- **Task requirements**
Return the listing below verbatim. Pictures do not belong in the copy.

****************

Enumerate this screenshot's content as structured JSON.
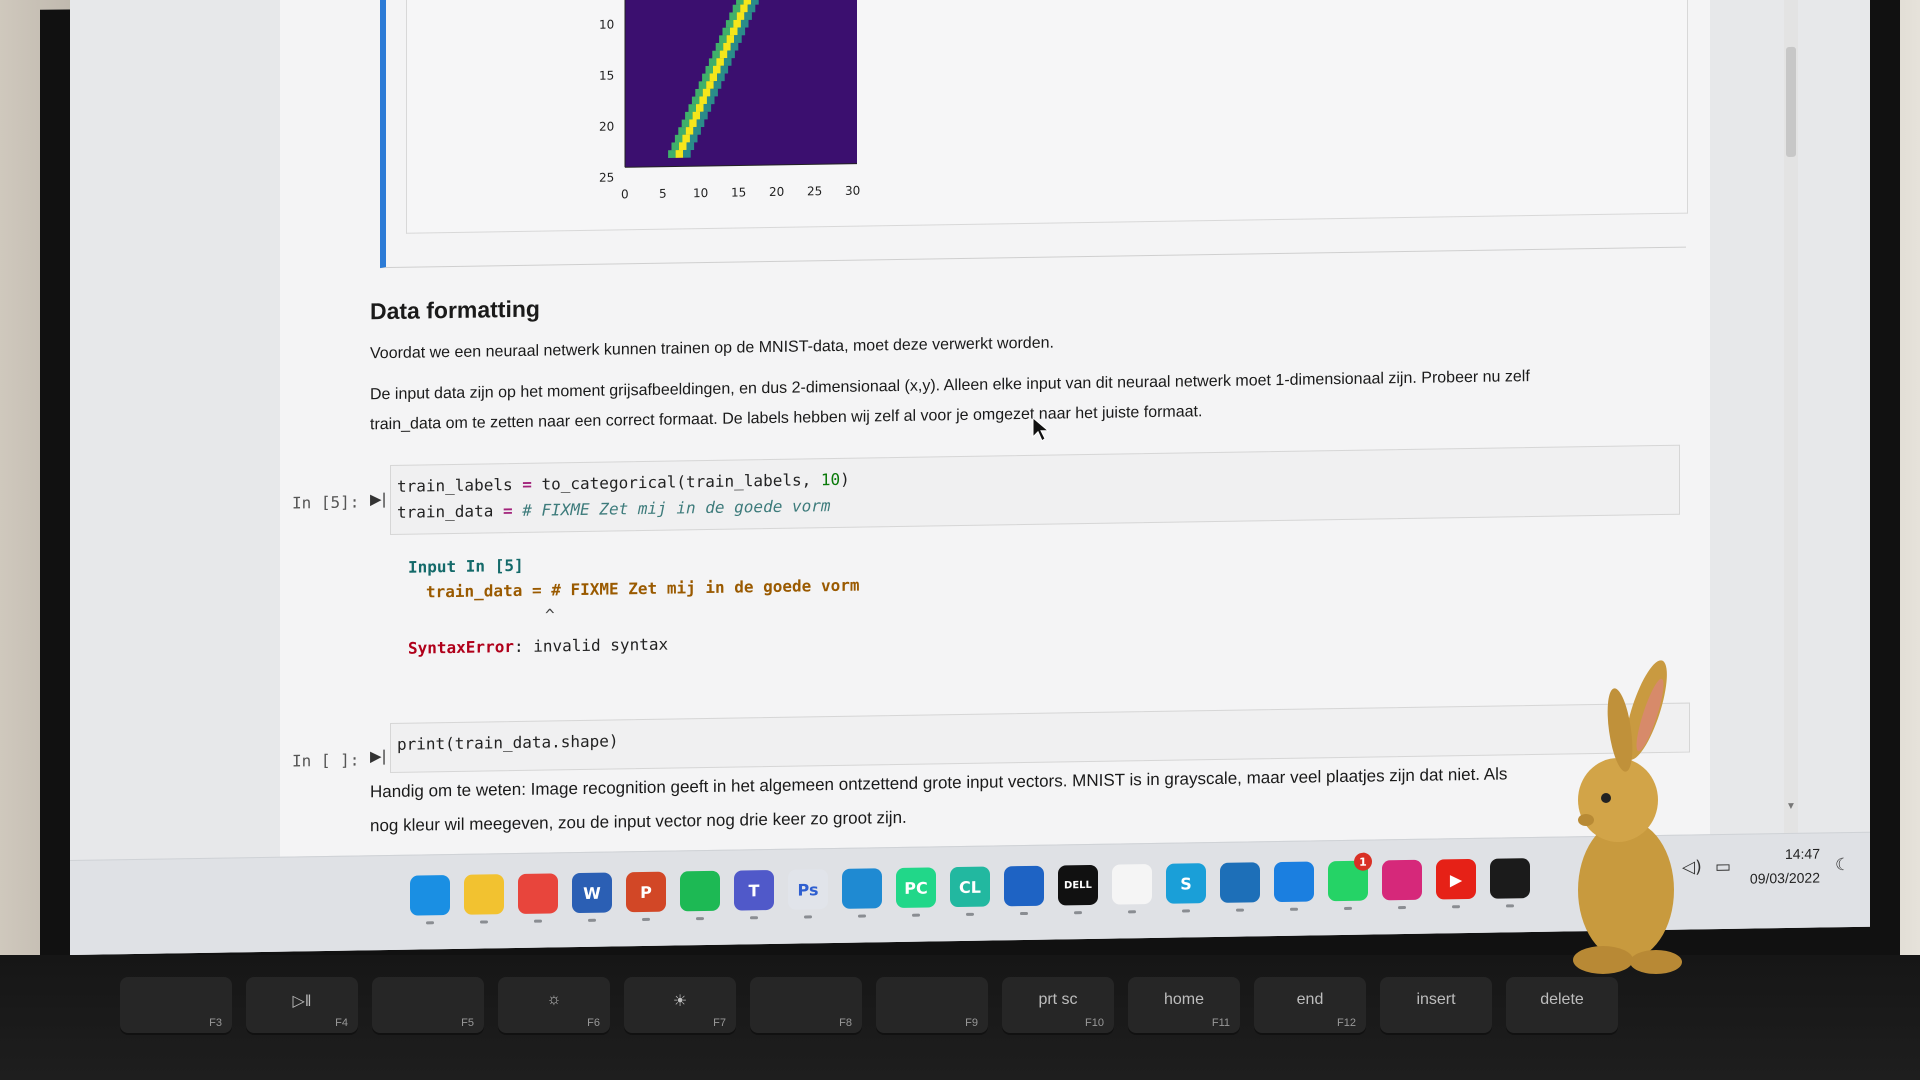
{
  "plot": {
    "y_ticks": [
      "10",
      "15",
      "20",
      "25"
    ],
    "x_ticks": [
      "0",
      "5",
      "10",
      "15",
      "20",
      "25",
      "30"
    ]
  },
  "markdown": {
    "heading": "Data formatting",
    "p1": "Voordat we een neuraal netwerk kunnen trainen op de MNIST-data, moet deze verwerkt worden.",
    "p2": "De input data zijn op het moment grijsafbeeldingen, en dus 2-dimensionaal (x,y). Alleen elke input van dit neuraal netwerk moet 1-dimensionaal zijn. Probeer nu zelf train_data om te zetten naar een correct formaat. De labels hebben wij zelf al voor je omgezet naar het juiste formaat.",
    "p3_line1": "Handig om te weten: Image recognition geeft in het algemeen ontzettend grote input vectors. MNIST is in grayscale, maar veel plaatjes zijn dat niet. Als",
    "p3_line2": "nog kleur wil meegeven, zou de input vector nog drie keer zo groot zijn."
  },
  "cell5": {
    "prompt": "In [5]:",
    "line1_a": "train_labels ",
    "line1_op": "=",
    "line1_b": " to_categorical(train_labels, ",
    "line1_num": "10",
    "line1_c": ")",
    "line2_a": "train_data ",
    "line2_op": "=",
    "line2_comment": " # FIXME Zet mij in de goede vorm",
    "out_head": "Input In [5]",
    "out_code": "train_data = # FIXME Zet mij in de goede vorm",
    "out_caret": "^",
    "err_name": "SyntaxError",
    "err_msg": ": invalid syntax"
  },
  "cell6": {
    "prompt": "In [ ]:",
    "code": "print(train_data.shape)"
  },
  "taskbar": {
    "apps": [
      {
        "name": "start",
        "label": "",
        "color": "#1a8fe3"
      },
      {
        "name": "file-explorer",
        "label": "",
        "color": "#f2c230"
      },
      {
        "name": "chrome",
        "label": "",
        "color": "#e8453c"
      },
      {
        "name": "word",
        "label": "W",
        "color": "#2b5fb4"
      },
      {
        "name": "powerpoint",
        "label": "P",
        "color": "#d24726"
      },
      {
        "name": "spotify",
        "label": "",
        "color": "#1db954"
      },
      {
        "name": "teams",
        "label": "T",
        "color": "#5059c9"
      },
      {
        "name": "photoshop",
        "label": "Ps",
        "color": "#e1e4ea"
      },
      {
        "name": "vscode",
        "label": "",
        "color": "#1f8ad2"
      },
      {
        "name": "pycharm",
        "label": "PC",
        "color": "#21d789"
      },
      {
        "name": "clion",
        "label": "CL",
        "color": "#22b8a0"
      },
      {
        "name": "app-blue-circle",
        "label": "",
        "color": "#1e63c4"
      },
      {
        "name": "dell",
        "label": "DELL",
        "color": "#111111"
      },
      {
        "name": "notepad",
        "label": "",
        "color": "#f5f5f5"
      },
      {
        "name": "app-s",
        "label": "S",
        "color": "#1a9fd8"
      },
      {
        "name": "app-books",
        "label": "",
        "color": "#1d6fb8"
      },
      {
        "name": "edge",
        "label": "",
        "color": "#1b7fe0"
      },
      {
        "name": "whatsapp",
        "label": "",
        "color": "#25d366",
        "badge": "1"
      },
      {
        "name": "instagram",
        "label": "",
        "color": "#d6287a"
      },
      {
        "name": "youtube",
        "label": "▶",
        "color": "#e62117"
      },
      {
        "name": "terminal",
        "label": "",
        "color": "#1b1b1b"
      }
    ],
    "time": "14:47",
    "date": "09/03/2022"
  },
  "keyboard": {
    "keys": [
      {
        "main": "",
        "fn": "F3"
      },
      {
        "main": "▷‖",
        "fn": "F4"
      },
      {
        "main": "",
        "fn": "F5"
      },
      {
        "main": "☼",
        "fn": "F6"
      },
      {
        "main": "☀",
        "fn": "F7"
      },
      {
        "main": "",
        "fn": "F8"
      },
      {
        "main": "",
        "fn": "F9"
      },
      {
        "main": "prt sc",
        "fn": "F10"
      },
      {
        "main": "home",
        "fn": "F11"
      },
      {
        "main": "end",
        "fn": "F12"
      },
      {
        "main": "insert",
        "fn": ""
      },
      {
        "main": "delete",
        "fn": ""
      }
    ]
  }
}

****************

- **Solution for this problem**
Enumerate this screenshot's content as structured JSON.
{
  "plot": {
    "y_ticks": [
      "10",
      "15",
      "20",
      "25"
    ],
    "x_ticks": [
      "0",
      "5",
      "10",
      "15",
      "20",
      "25",
      "30"
    ]
  },
  "markdown": {
    "heading": "Data formatting",
    "p1": "Voordat we een neuraal netwerk kunnen trainen op de MNIST-data, moet deze verwerkt worden.",
    "p2": "De input data zijn op het moment grijsafbeeldingen, en dus 2-dimensionaal (x,y). Alleen elke input van dit neuraal netwerk moet 1-dimensionaal zijn. Probeer nu zelf train_data om te zetten naar een correct formaat. De labels hebben wij zelf al voor je omgezet naar het juiste formaat.",
    "p3_line1": "Handig om te weten: Image recognition geeft in het algemeen ontzettend grote input vectors. MNIST is in grayscale, maar veel plaatjes zijn dat niet. Als",
    "p3_line2": "nog kleur wil meegeven, zou de input vector nog drie keer zo groot zijn."
  },
  "cell5": {
    "prompt": "In [5]:",
    "line1_a": "train_labels ",
    "line1_op": "=",
    "line1_b": " to_categorical(train_labels, ",
    "line1_num": "10",
    "line1_c": ")",
    "line2_a": "train_data ",
    "line2_op": "=",
    "line2_comment": " # FIXME Zet mij in de goede vorm",
    "out_head": "Input In [5]",
    "out_code": "train_data = # FIXME Zet mij in de goede vorm",
    "out_caret": "^",
    "err_name": "SyntaxError",
    "err_msg": ": invalid syntax"
  },
  "cell6": {
    "prompt": "In [ ]:",
    "code": "print(train_data.shape)"
  },
  "taskbar": {
    "apps": [
      {
        "name": "start",
        "label": "",
        "color": "#1a8fe3"
      },
      {
        "name": "file-explorer",
        "label": "",
        "color": "#f2c230"
      },
      {
        "name": "chrome",
        "label": "",
        "color": "#e8453c"
      },
      {
        "name": "word",
        "label": "W",
        "color": "#2b5fb4"
      },
      {
        "name": "powerpoint",
        "label": "P",
        "color": "#d24726"
      },
      {
        "name": "spotify",
        "label": "",
        "color": "#1db954"
      },
      {
        "name": "teams",
        "label": "T",
        "color": "#5059c9"
      },
      {
        "name": "photoshop",
        "label": "Ps",
        "color": "#e1e4ea"
      },
      {
        "name": "vscode",
        "label": "",
        "color": "#1f8ad2"
      },
      {
        "name": "pycharm",
        "label": "PC",
        "color": "#21d789"
      },
      {
        "name": "clion",
        "label": "CL",
        "color": "#22b8a0"
      },
      {
        "name": "app-blue-circle",
        "label": "",
        "color": "#1e63c4"
      },
      {
        "name": "dell",
        "label": "DELL",
        "color": "#111111"
      },
      {
        "name": "notepad",
        "label": "",
        "color": "#f5f5f5"
      },
      {
        "name": "app-s",
        "label": "S",
        "color": "#1a9fd8"
      },
      {
        "name": "app-books",
        "label": "",
        "color": "#1d6fb8"
      },
      {
        "name": "edge",
        "label": "",
        "color": "#1b7fe0"
      },
      {
        "name": "whatsapp",
        "label": "",
        "color": "#25d366",
        "badge": "1"
      },
      {
        "name": "instagram",
        "label": "",
        "color": "#d6287a"
      },
      {
        "name": "youtube",
        "label": "▶",
        "color": "#e62117"
      },
      {
        "name": "terminal",
        "label": "",
        "color": "#1b1b1b"
      }
    ],
    "time": "14:47",
    "date": "09/03/2022"
  },
  "keyboard": {
    "keys": [
      {
        "main": "",
        "fn": "F3"
      },
      {
        "main": "▷‖",
        "fn": "F4"
      },
      {
        "main": "",
        "fn": "F5"
      },
      {
        "main": "☼",
        "fn": "F6"
      },
      {
        "main": "☀",
        "fn": "F7"
      },
      {
        "main": "",
        "fn": "F8"
      },
      {
        "main": "",
        "fn": "F9"
      },
      {
        "main": "prt sc",
        "fn": "F10"
      },
      {
        "main": "home",
        "fn": "F11"
      },
      {
        "main": "end",
        "fn": "F12"
      },
      {
        "main": "insert",
        "fn": ""
      },
      {
        "main": "delete",
        "fn": ""
      }
    ]
  }
}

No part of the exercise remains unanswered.